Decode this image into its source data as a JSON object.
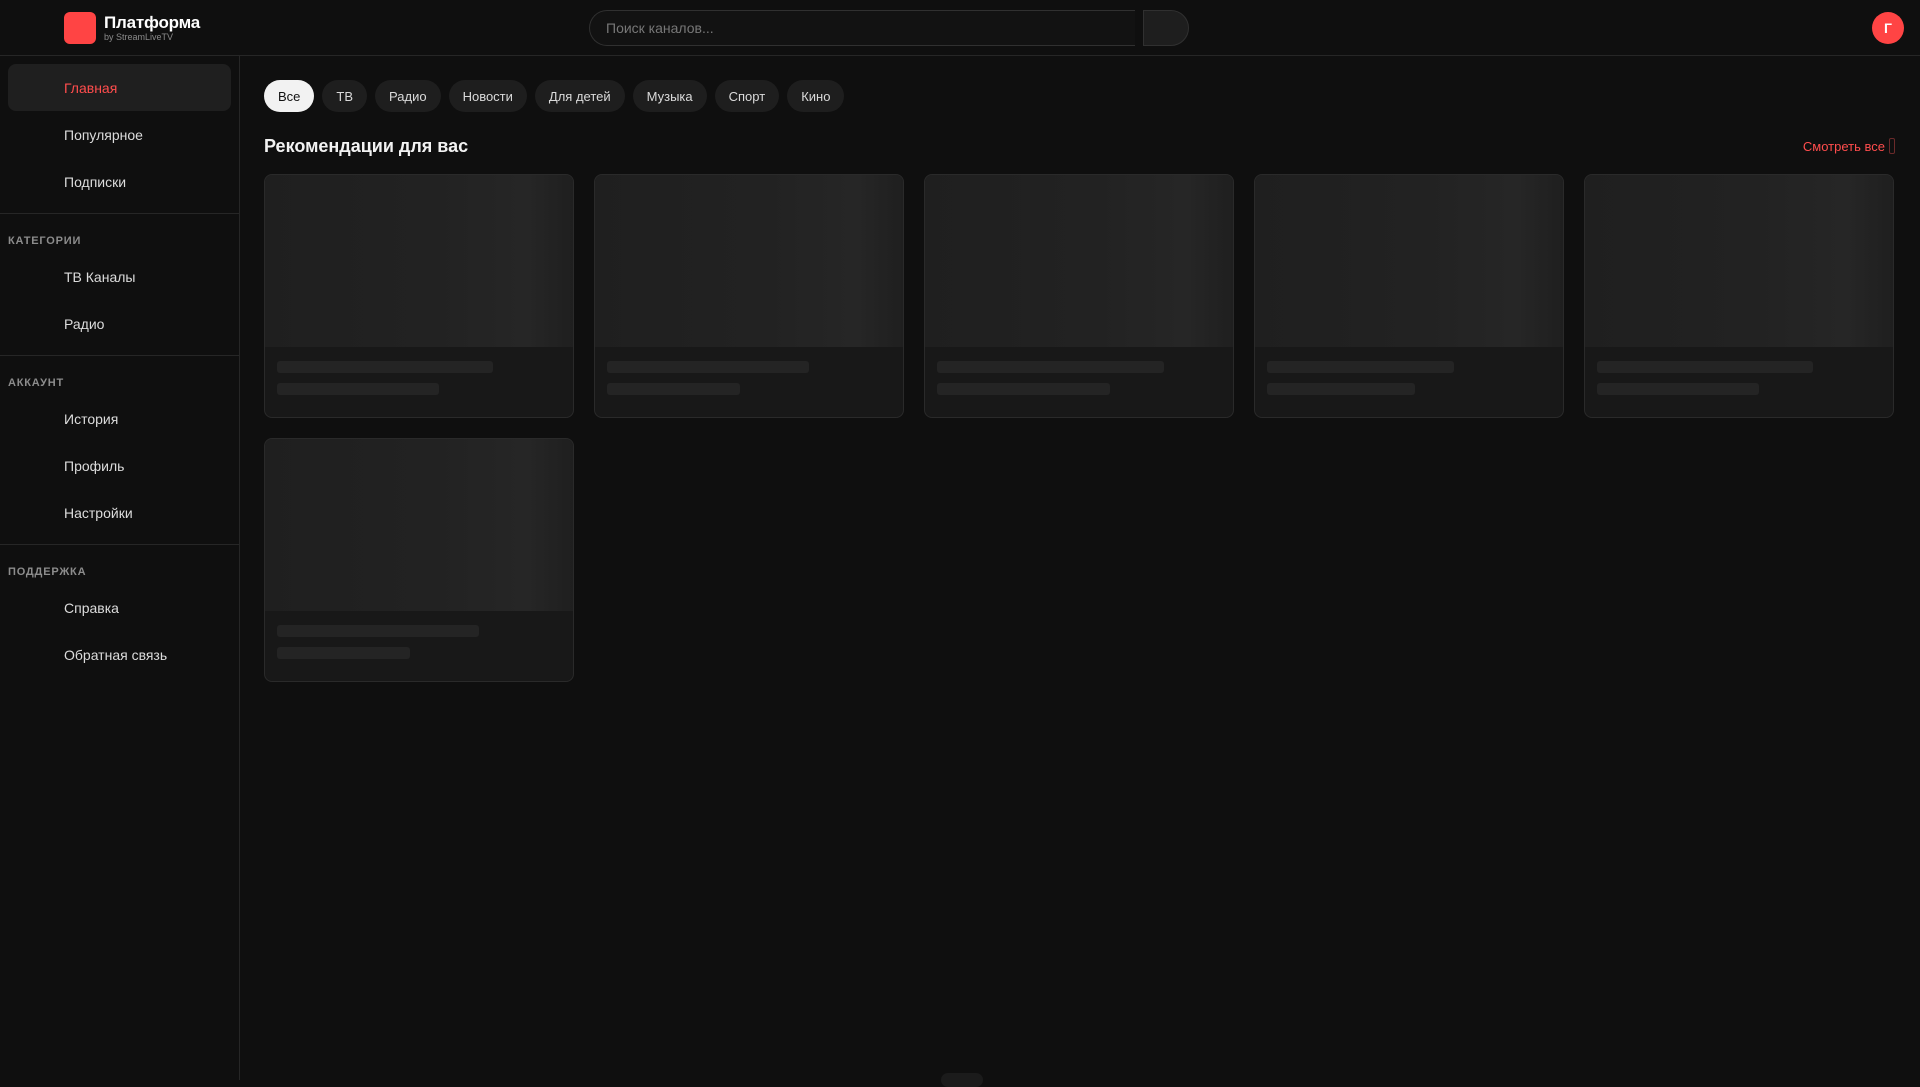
{
  "header": {
    "brand_title": "Платформа",
    "brand_subtitle": "by StreamLiveTV",
    "search_placeholder": "Поиск каналов...",
    "avatar_letter": "Г",
    "accent_color": "#ff4444"
  },
  "sidebar": {
    "main_items": [
      {
        "label": "Главная",
        "active": true
      },
      {
        "label": "Популярное"
      },
      {
        "label": "Подписки"
      }
    ],
    "categories": {
      "heading": "КАТЕГОРИИ",
      "items": [
        {
          "label": "ТВ Каналы"
        },
        {
          "label": "Радио"
        }
      ]
    },
    "account": {
      "heading": "АККАУНТ",
      "items": [
        {
          "label": "История"
        },
        {
          "label": "Профиль"
        },
        {
          "label": "Настройки"
        }
      ]
    },
    "support": {
      "heading": "ПОДДЕРЖКА",
      "items": [
        {
          "label": "Справка"
        },
        {
          "label": "Обратная связь"
        }
      ]
    }
  },
  "main": {
    "chips": [
      {
        "label": "Все",
        "active": true
      },
      {
        "label": "ТВ"
      },
      {
        "label": "Радио"
      },
      {
        "label": "Новости"
      },
      {
        "label": "Для детей"
      },
      {
        "label": "Музыка"
      },
      {
        "label": "Спорт"
      },
      {
        "label": "Кино"
      }
    ],
    "section_title": "Рекомендации для вас",
    "see_all_label": "Смотреть все",
    "placeholder_cards": [
      {
        "line1": 0.76,
        "line2": 0.57
      },
      {
        "line1": 0.71,
        "line2": 0.47
      },
      {
        "line1": 0.8,
        "line2": 0.61
      },
      {
        "line1": 0.66,
        "line2": 0.52
      },
      {
        "line1": 0.76,
        "line2": 0.57
      },
      {
        "line1": 0.71,
        "line2": 0.47
      }
    ]
  }
}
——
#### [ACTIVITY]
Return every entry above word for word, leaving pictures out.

#### [EXERCISE ANSWER]
Decode this image into its source data as a JSON object.
{
  "header": {
    "brand_title": "Платформа",
    "brand_subtitle": "by StreamLiveTV",
    "search_placeholder": "Поиск каналов...",
    "avatar_letter": "Г",
    "accent_color": "#ff4444"
  },
  "sidebar": {
    "main_items": [
      {
        "label": "Главная",
        "active": true
      },
      {
        "label": "Популярное"
      },
      {
        "label": "Подписки"
      }
    ],
    "categories": {
      "heading": "КАТЕГОРИИ",
      "items": [
        {
          "label": "ТВ Каналы"
        },
        {
          "label": "Радио"
        }
      ]
    },
    "account": {
      "heading": "АККАУНТ",
      "items": [
        {
          "label": "История"
        },
        {
          "label": "Профиль"
        },
        {
          "label": "Настройки"
        }
      ]
    },
    "support": {
      "heading": "ПОДДЕРЖКА",
      "items": [
        {
          "label": "Справка"
        },
        {
          "label": "Обратная связь"
        }
      ]
    }
  },
  "main": {
    "chips": [
      {
        "label": "Все",
        "active": true
      },
      {
        "label": "ТВ"
      },
      {
        "label": "Радио"
      },
      {
        "label": "Новости"
      },
      {
        "label": "Для детей"
      },
      {
        "label": "Музыка"
      },
      {
        "label": "Спорт"
      },
      {
        "label": "Кино"
      }
    ],
    "section_title": "Рекомендации для вас",
    "see_all_label": "Смотреть все",
    "placeholder_cards": [
      {
        "line1": 0.76,
        "line2": 0.57
      },
      {
        "line1": 0.71,
        "line2": 0.47
      },
      {
        "line1": 0.8,
        "line2": 0.61
      },
      {
        "line1": 0.66,
        "line2": 0.52
      },
      {
        "line1": 0.76,
        "line2": 0.57
      },
      {
        "line1": 0.71,
        "line2": 0.47
      }
    ]
  }
}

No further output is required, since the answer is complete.